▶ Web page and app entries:
*** Begin section ***

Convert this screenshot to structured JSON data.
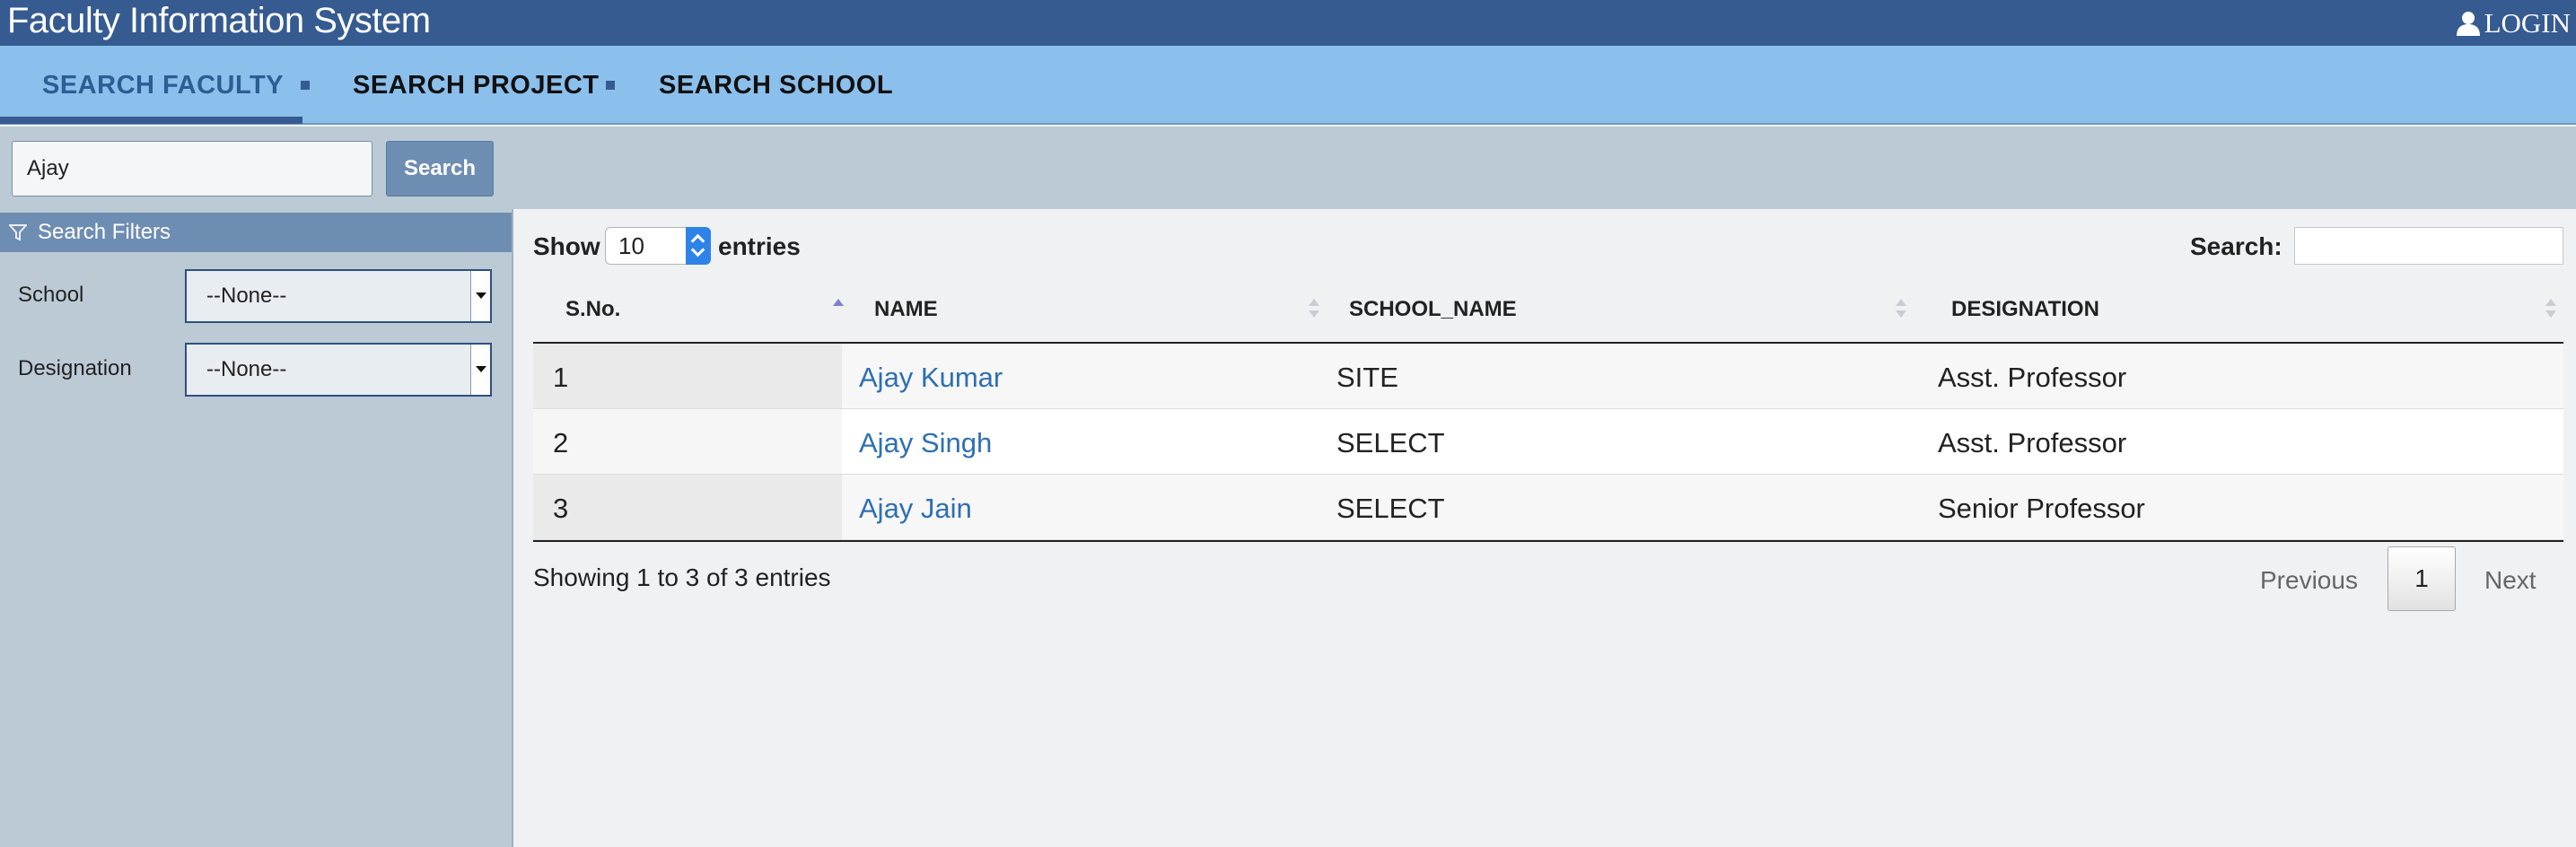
{
  "header": {
    "app_title": "Faculty Information System",
    "login_label": "LOGIN"
  },
  "nav": {
    "tabs": [
      {
        "label": "SEARCH FACULTY",
        "active": true
      },
      {
        "label": "SEARCH PROJECT",
        "active": false
      },
      {
        "label": "SEARCH SCHOOL",
        "active": false
      }
    ]
  },
  "search": {
    "value": "Ajay",
    "button_label": "Search"
  },
  "filters": {
    "title": "Search Filters",
    "school": {
      "label": "School",
      "selected": "--None--"
    },
    "designation": {
      "label": "Designation",
      "selected": "--None--"
    }
  },
  "table": {
    "show_label": "Show",
    "page_length": "10",
    "entries_label": "entries",
    "search_label": "Search:",
    "columns": [
      "S.No.",
      "NAME",
      "SCHOOL_NAME",
      "DESIGNATION"
    ],
    "rows": [
      {
        "sno": "1",
        "name": "Ajay Kumar",
        "school": "SITE",
        "designation": "Asst. Professor"
      },
      {
        "sno": "2",
        "name": "Ajay Singh",
        "school": "SELECT",
        "designation": "Asst. Professor"
      },
      {
        "sno": "3",
        "name": "Ajay Jain",
        "school": "SELECT",
        "designation": "Senior Professor"
      }
    ],
    "info": "Showing 1 to 3 of 3 entries",
    "pagination": {
      "previous": "Previous",
      "current": "1",
      "next": "Next"
    }
  },
  "colors": {
    "header_bg": "#355b91",
    "nav_bg": "#8bbfec",
    "panel_bg": "#bccad5",
    "accent": "#6e8db2",
    "link": "#2e6fb3"
  }
}
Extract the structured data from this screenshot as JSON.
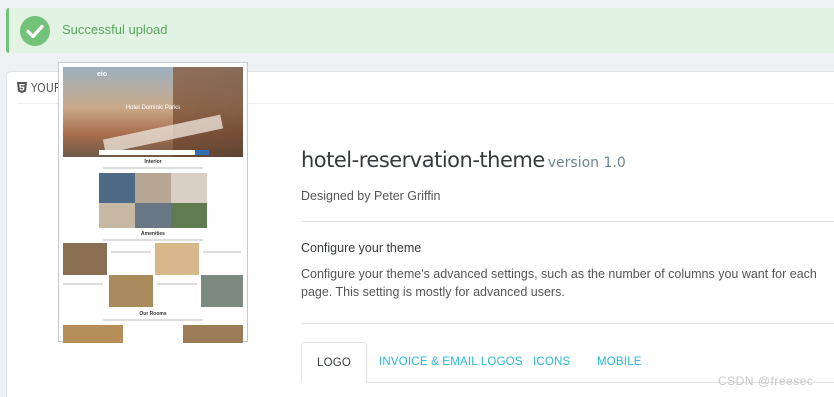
{
  "alert": {
    "message": "Successful upload",
    "icon": "check-circle-icon",
    "color": "#72c279"
  },
  "panel": {
    "heading": "YOUR CURRENT THEME",
    "heading_icon": "html5-icon"
  },
  "preview": {
    "logo": "eio",
    "hotel_name": "Hotel Dominic Parks",
    "sections": [
      "Interior",
      "Amenities",
      "Our Rooms"
    ]
  },
  "theme": {
    "name": "hotel-reservation-theme",
    "version": "version 1.0",
    "designed_by": "Designed by Peter Griffin"
  },
  "configure": {
    "title": "Configure your theme",
    "description": "Configure your theme's advanced settings, such as the number of columns you want for each page. This setting is mostly for advanced users."
  },
  "tabs": [
    {
      "label": "LOGO",
      "active": true
    },
    {
      "label": "INVOICE & EMAIL LOGOS",
      "active": false
    },
    {
      "label": "ICONS",
      "active": false
    },
    {
      "label": "MOBILE",
      "active": false
    }
  ],
  "watermark": "CSDN @freesec",
  "colors": {
    "accent": "#25b9d7",
    "success": "#72c279",
    "text": "#363a41"
  }
}
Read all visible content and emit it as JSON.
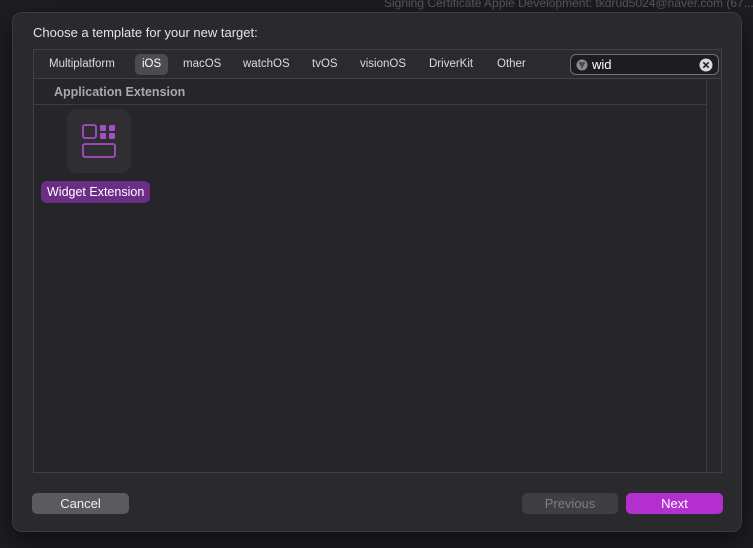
{
  "backdrop": {
    "top_text": "Signing Certificate   Apple Development: tkdrud5024@naver.com (67..."
  },
  "dialog": {
    "title": "Choose a template for your new target:"
  },
  "tabs": [
    {
      "label": "Multiplatform",
      "active": false
    },
    {
      "label": "iOS",
      "active": true
    },
    {
      "label": "macOS",
      "active": false
    },
    {
      "label": "watchOS",
      "active": false
    },
    {
      "label": "tvOS",
      "active": false
    },
    {
      "label": "visionOS",
      "active": false
    },
    {
      "label": "DriverKit",
      "active": false
    },
    {
      "label": "Other",
      "active": false
    }
  ],
  "search": {
    "value": "wid",
    "icon": "filter-icon",
    "clear_icon": "clear-icon"
  },
  "section": {
    "title": "Application Extension"
  },
  "templates": [
    {
      "label": "Widget Extension",
      "icon": "widget-icon",
      "selected": true
    }
  ],
  "buttons": {
    "cancel": "Cancel",
    "previous": "Previous",
    "next": "Next"
  },
  "colors": {
    "accent": "#b42fd0",
    "selection": "#6b2d86",
    "icon_purple": "#a44fc4"
  }
}
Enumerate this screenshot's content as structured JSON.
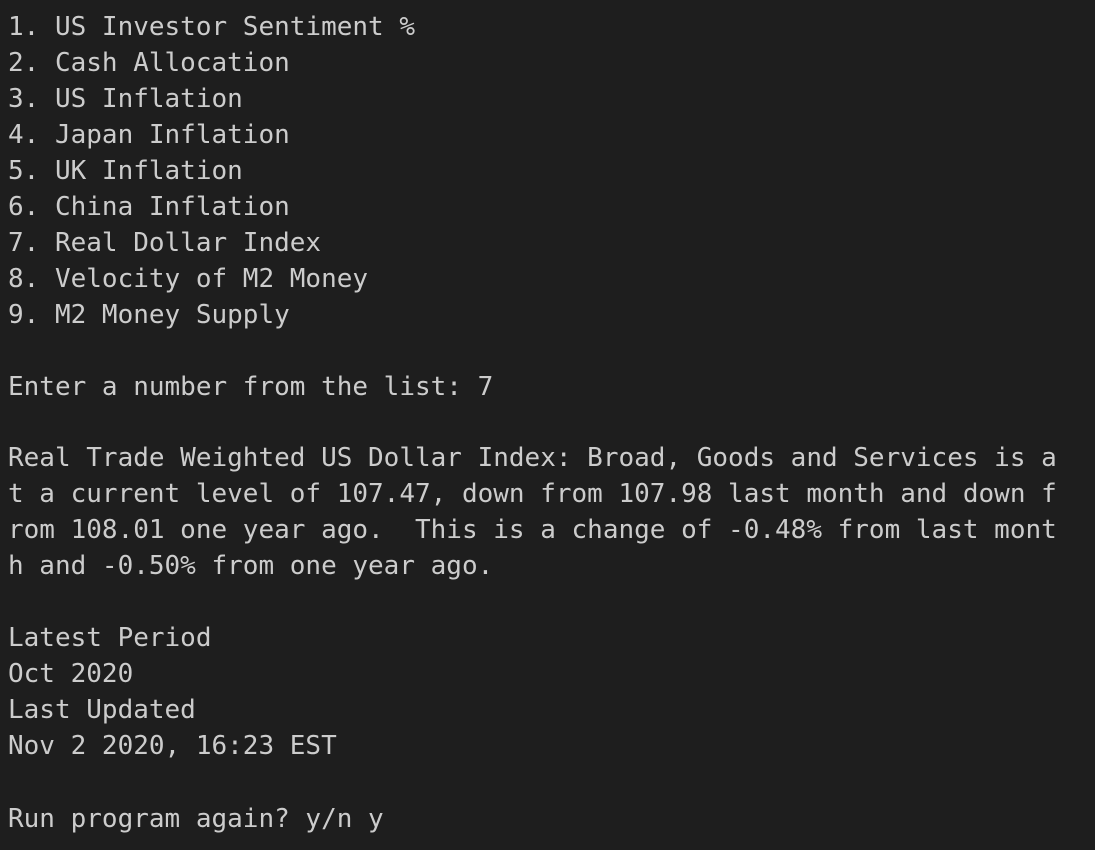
{
  "menu": {
    "items": [
      "1. US Investor Sentiment %",
      "2. Cash Allocation",
      "3. US Inflation",
      "4. Japan Inflation",
      "5. UK Inflation",
      "6. China Inflation",
      "7. Real Dollar Index",
      "8. Velocity of M2 Money",
      "9. M2 Money Supply"
    ]
  },
  "prompt": {
    "label": "Enter a number from the list: ",
    "value": "7"
  },
  "result": {
    "lines": [
      "Real Trade Weighted US Dollar Index: Broad, Goods and Services is a",
      "t a current level of 107.47, down from 107.98 last month and down f",
      "rom 108.01 one year ago.  This is a change of -0.48% from last mont",
      "h and -0.50% from one year ago."
    ]
  },
  "meta": {
    "latest_period_label": "Latest Period",
    "latest_period_value": "Oct 2020",
    "last_updated_label": "Last Updated",
    "last_updated_value": "Nov 2 2020, 16:23 EST"
  },
  "rerun": {
    "label": "Run program again? y/n ",
    "value": "y"
  },
  "colors": {
    "background": "#1e1e1e",
    "text": "#cccccc"
  }
}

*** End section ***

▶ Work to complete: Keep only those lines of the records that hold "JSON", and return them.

▶ Solution:
Convert this screenshot to structured JSON data.
Extract the structured data from this screenshot as JSON.
Read all visible content and emit it as JSON.
Enumerate this screenshot's content as structured JSON.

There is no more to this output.